MOST ATTENTION on the First Amendment these days has something to do with one of the Big 3 freedoms: religion, speech and the press. Occasionally somebody gets worked up about number four, the freedom to assemble. So quick, name Freedom Number 5.
Stumped? It’s the freedom to petition the government for a redress of grievance. It’s not one of the glamour freedoms. But people do use it with surprising results. Consider what happened in Germantown last week.
Seven Germantown residents filed a petition in state Supreme Court claiming that the town Planning Board improperly approved the site plan for a proposed Dollar General store on Route 9G near the center of the hamlet. The residents brought their action under Article 78 of the New York Civil Practice Laws and Rules. They weren’t asking for money. What they wanted and what they got was a judge–in this case, Acting State Supreme Court Justice Henry F. Zwack–to order the town Planning Board to obey the law.
There’s a lot to be said for a variety store like Dollar General in a rural community. Jobs might pay at or near minimum wage, but for local workers shorter commutes might offset the wage. And for customers there’s the convenience factor.
The Germantown site makes sense. It’s in the Hamlet Commercial Zone. But the location offers a panoramic view of the Hudson River and the Catskills, which explains why the site is also within the town’s Scenic Viewshed Overlay District. The district has zoning regulations intended to protect the view.
Primax Properties, LLC, the developer of the Dollar General store, encountered one of those local regulations because Germantown zoning says the “length of any facade should generally not exceed 50 feet maximum.” The store’s facade will be 71 feet.

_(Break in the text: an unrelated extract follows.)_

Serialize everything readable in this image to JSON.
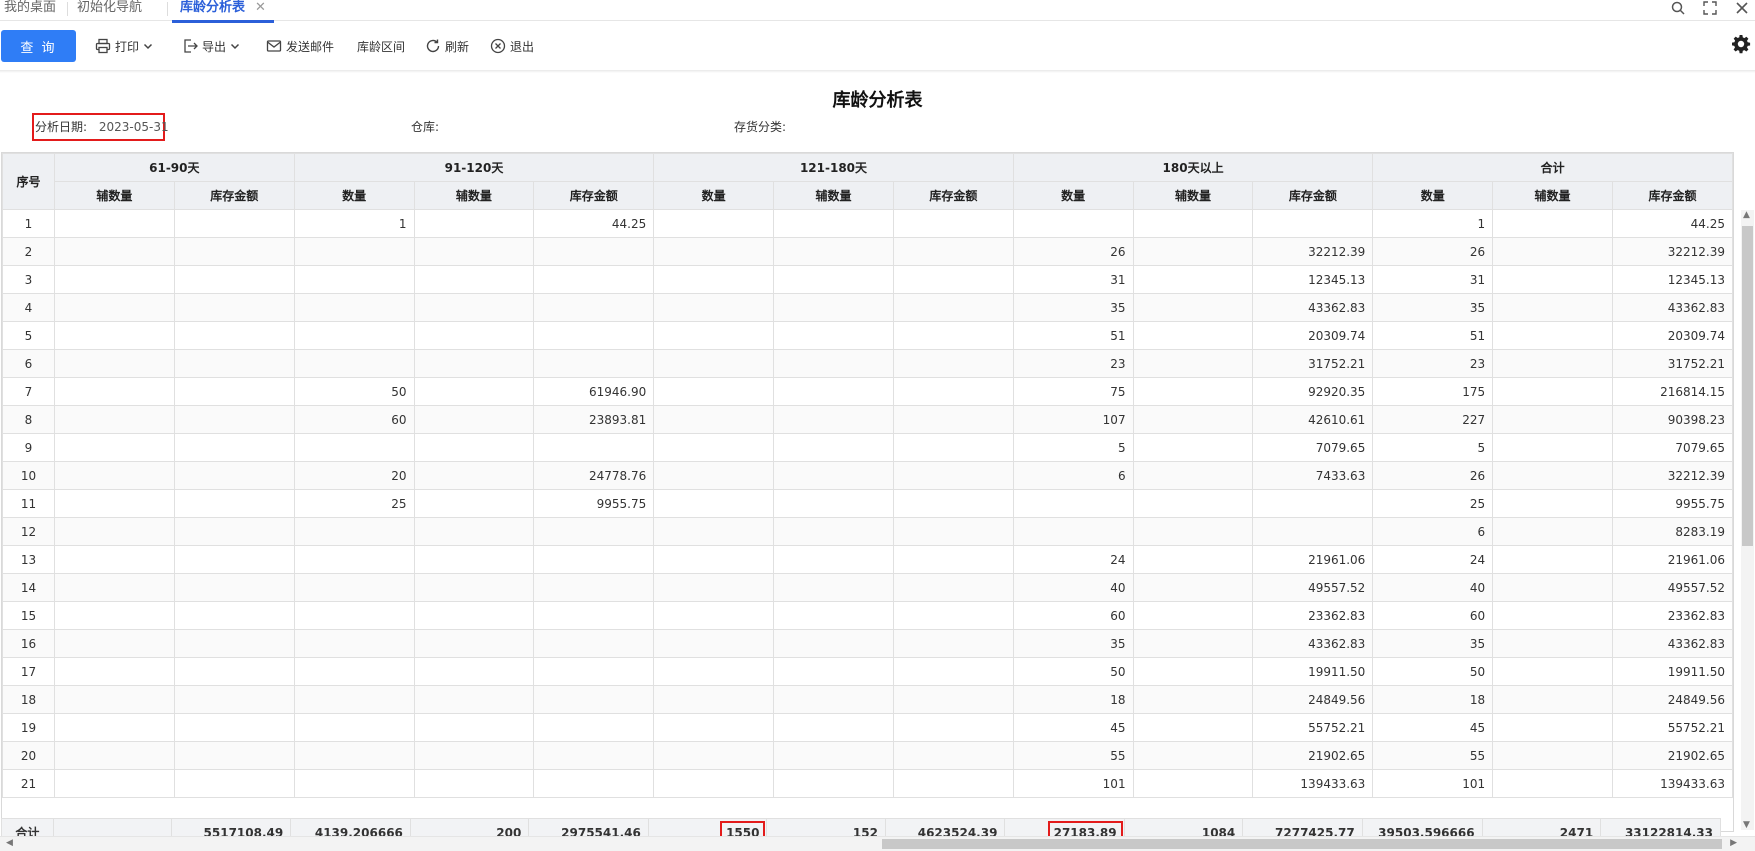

You could argue that the inclusion of the word “generally” gives the developer some wiggle room, and that might turn out to be true. But it’s the town Zoning Board of Appeals (ZBA), not the Planning Board, that has the right to make that determination. Only the ZBA is authorized to interpret the zoning law. And the ZBA would have made that determination if the Planning Board had sent it the Primax application.
The members of the Planning Board decided instead to act as judge and jury in this case and approved the plan without giving the ZBA a chance to review it, as the law requires. Did the Planning Board members forget they lacked the authority to act without the ZBA’s ruling? No. The decision reveals the Planning Board was repeatedly advised the ZBA must rule on the facade but did nothing.
So Justice Zwack turned the clock back on the Primax plan to July 26, 2018 and vacated the Planning Board’s vote to approve the site plan for the store. Poof! All gone. All that remains now is the proposed site plan. It will be sent to the ZBA, which can either approve a zoning variance for a wider facade or reject the plan based on the 50-foot limit.
Among the sources quoted by Justice Zwack in his decision was a paragraph from the Planning Board minutes of a December 3, 2015 discussion with Primax about “how the zoning’s 50 foot limit to facades might be interpreted in this case.” The Primax representative at that meeting said “there really isn’t an option for a 50 foot wide configuration because of shelving and other issues.”
But it is precisely that type of limit on the scale of development that Germantown voters endorsed as essential for the preservation the town’s rural nature.
Primax has built many stores. Its staff is well informed about land use regulations in New York. Less than a year into the now-four-year-long approval process Primax must have known that it would have to adjust its specifications unless the company was assured early on that it wouldn’t need to bother with a ZBA variance.
The Planning Board was lead agency on the environmental review of the Primax Plan. It seemed well-informed about how that process works. Based on the Zwack decision, the Planning Board also received good advice but didn’t listen to its advisors. Was it just ignorance that led the Planning Board to ignore the ZBA?
The ZBA should enforce the 50-foot limit unless the Town Board amends zoning law. But regardless of this Primax decision, questions linger. They should inspire more Germantown residents to exercise their right to petition the government for redress of grievances.